During the trip I visited the city of Vega Baja, one of the most affected municipalities. Arriving at the Panaini neighborhood, all that could be seen for stretches were piles of debris and vegetative waste the size of houses, houses that weren’t there anymore to serve for comparison. Most of these houses were two stories, with the second floor built on wood and zinc. The entire neighborhood was full of houses that, on the top, had naked stoves and bathrooms, remainders of where the bedrooms would be. José Manuel Dominguez spoke to me about the situation:
Dominguez and his family have, since then, recovered electricity in the house that they’re staying in. Their house, however, still remains destroyed with no attention from FEMA or the government.
The hurricane affected everyone differently depending on the generation. Many of the elders in the neighborhood, like Esmirna Vega, told me things like “We’re on our way out”, dismissing their struggle because of their age. Most of them worry about the younger generation and the difficulties the storm brought. Luz Morales, 19, talks about her experience.
Luz’s house is also part of those that are still destroyed. With the surplus money from this trip we bought solar light bulbs for the Panaini neighborhood.
Many times, the inconsistency of the recovery makes it seem like entire municipalities have fixed their issue, when many within still await for help.

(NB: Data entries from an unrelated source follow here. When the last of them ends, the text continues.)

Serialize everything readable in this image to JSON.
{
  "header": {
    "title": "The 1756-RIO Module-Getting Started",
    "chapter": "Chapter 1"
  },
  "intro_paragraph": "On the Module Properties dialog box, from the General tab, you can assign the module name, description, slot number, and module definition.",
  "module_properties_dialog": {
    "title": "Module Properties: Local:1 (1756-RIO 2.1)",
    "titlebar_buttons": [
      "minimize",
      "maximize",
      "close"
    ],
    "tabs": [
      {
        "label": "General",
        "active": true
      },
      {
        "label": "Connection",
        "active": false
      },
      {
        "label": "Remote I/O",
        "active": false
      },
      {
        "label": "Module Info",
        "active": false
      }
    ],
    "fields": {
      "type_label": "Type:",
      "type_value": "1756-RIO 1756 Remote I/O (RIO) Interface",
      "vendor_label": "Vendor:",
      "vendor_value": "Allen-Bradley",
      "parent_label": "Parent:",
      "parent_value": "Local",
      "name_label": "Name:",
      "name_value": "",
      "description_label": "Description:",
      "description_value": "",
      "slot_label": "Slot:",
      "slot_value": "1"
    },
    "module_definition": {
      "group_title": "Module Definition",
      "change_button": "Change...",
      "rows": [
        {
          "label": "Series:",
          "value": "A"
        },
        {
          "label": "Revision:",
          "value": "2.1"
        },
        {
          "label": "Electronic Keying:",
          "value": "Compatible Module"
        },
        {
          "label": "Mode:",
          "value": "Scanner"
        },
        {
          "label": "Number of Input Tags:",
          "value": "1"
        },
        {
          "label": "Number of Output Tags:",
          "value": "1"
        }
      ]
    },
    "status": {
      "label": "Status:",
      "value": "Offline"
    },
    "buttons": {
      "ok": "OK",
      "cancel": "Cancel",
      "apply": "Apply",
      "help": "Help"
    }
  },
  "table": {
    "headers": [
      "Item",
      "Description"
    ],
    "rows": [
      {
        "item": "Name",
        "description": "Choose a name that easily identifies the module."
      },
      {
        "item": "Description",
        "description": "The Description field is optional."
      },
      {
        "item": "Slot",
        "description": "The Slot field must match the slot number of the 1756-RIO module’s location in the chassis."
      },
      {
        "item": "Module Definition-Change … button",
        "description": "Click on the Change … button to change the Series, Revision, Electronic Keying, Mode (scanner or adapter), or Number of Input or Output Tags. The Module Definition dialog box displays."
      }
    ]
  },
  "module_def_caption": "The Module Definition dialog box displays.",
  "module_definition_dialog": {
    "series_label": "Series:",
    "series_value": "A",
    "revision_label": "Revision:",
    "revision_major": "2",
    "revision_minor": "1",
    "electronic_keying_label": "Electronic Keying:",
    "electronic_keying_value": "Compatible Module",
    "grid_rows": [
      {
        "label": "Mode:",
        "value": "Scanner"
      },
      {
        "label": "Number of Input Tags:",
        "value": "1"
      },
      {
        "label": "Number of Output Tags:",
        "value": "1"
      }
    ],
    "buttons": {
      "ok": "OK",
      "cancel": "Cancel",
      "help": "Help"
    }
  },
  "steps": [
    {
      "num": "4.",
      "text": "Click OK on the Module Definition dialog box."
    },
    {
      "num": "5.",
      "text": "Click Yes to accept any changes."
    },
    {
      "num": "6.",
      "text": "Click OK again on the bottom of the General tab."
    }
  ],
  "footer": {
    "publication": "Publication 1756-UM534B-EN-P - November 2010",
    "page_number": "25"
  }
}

In some cases, people got tired of waiting and saw that they had the tools and abilities to create an oasis for themselves and other around them. Such is the case of La Loma, in the Barrio Mariana in Humacao. In this barrio, a group of people borrowed a community space and turned it into a kitchen where people from around the municipality and other neighborhoods could come and exchange labor for food, give donations or work out a deal to acquire food and a place to be.
With time the space has evolved into a self sufficient and environmentally friendly space where rainwater is filtered and solar panels power the structure.
Listen to the organizers talk about the space, their experiences and what they have learned from conducting this community effort.
La Loma is still active today, and everyone involved in the project hopes to be an example to other communities. They want people to know it is possible to take matters into their own hands and become empowered by the process of becoming “autosustentable”.
I also spoke to people in the capital who are struggling. This is not a situation many expect to hear about, as San Juan was one of the first municipalities to be energized and all around paid attention to. Within San Juan, there are many barrios and neighborhoods that do not enjoy of a high economical status. These places get pushed aside and forgotten.
Raymar Vaerga is a small business owner and clerk at a local shop in Santurce, San Juan. His house is in Rio Piedras, another barrio that is largely known for it’s student life and home to the University of PR’s biggest campus. Listen to this talk about his situation:
I tried to get in touch with Reymar to follow up, but his phone number and web page are unresponsive.
While more protests regarding other pressing matters brew on top of the still ongoing recovery, the upcoming hurricane season begins in June 1st. There is yet to be official conversations about the island’s preparation for the next round.
Journalists inside the island are out and about every day working hard to give the public firsthand information. When in doubt, visit them first. Here are some of the media outlets you can visit for everyday information about Puerto Rico:
Noticel, El Nuevo Día, Claridad, Centro de Periodismo Investigativo, Piso 13, Radio Isla 1320, Radio Universidad
Featured Image Credit: Noticias de San Lorenzo
“We can’t do this anymore, going on 7 months without power, Bo. Quebrado, San Lorenzo”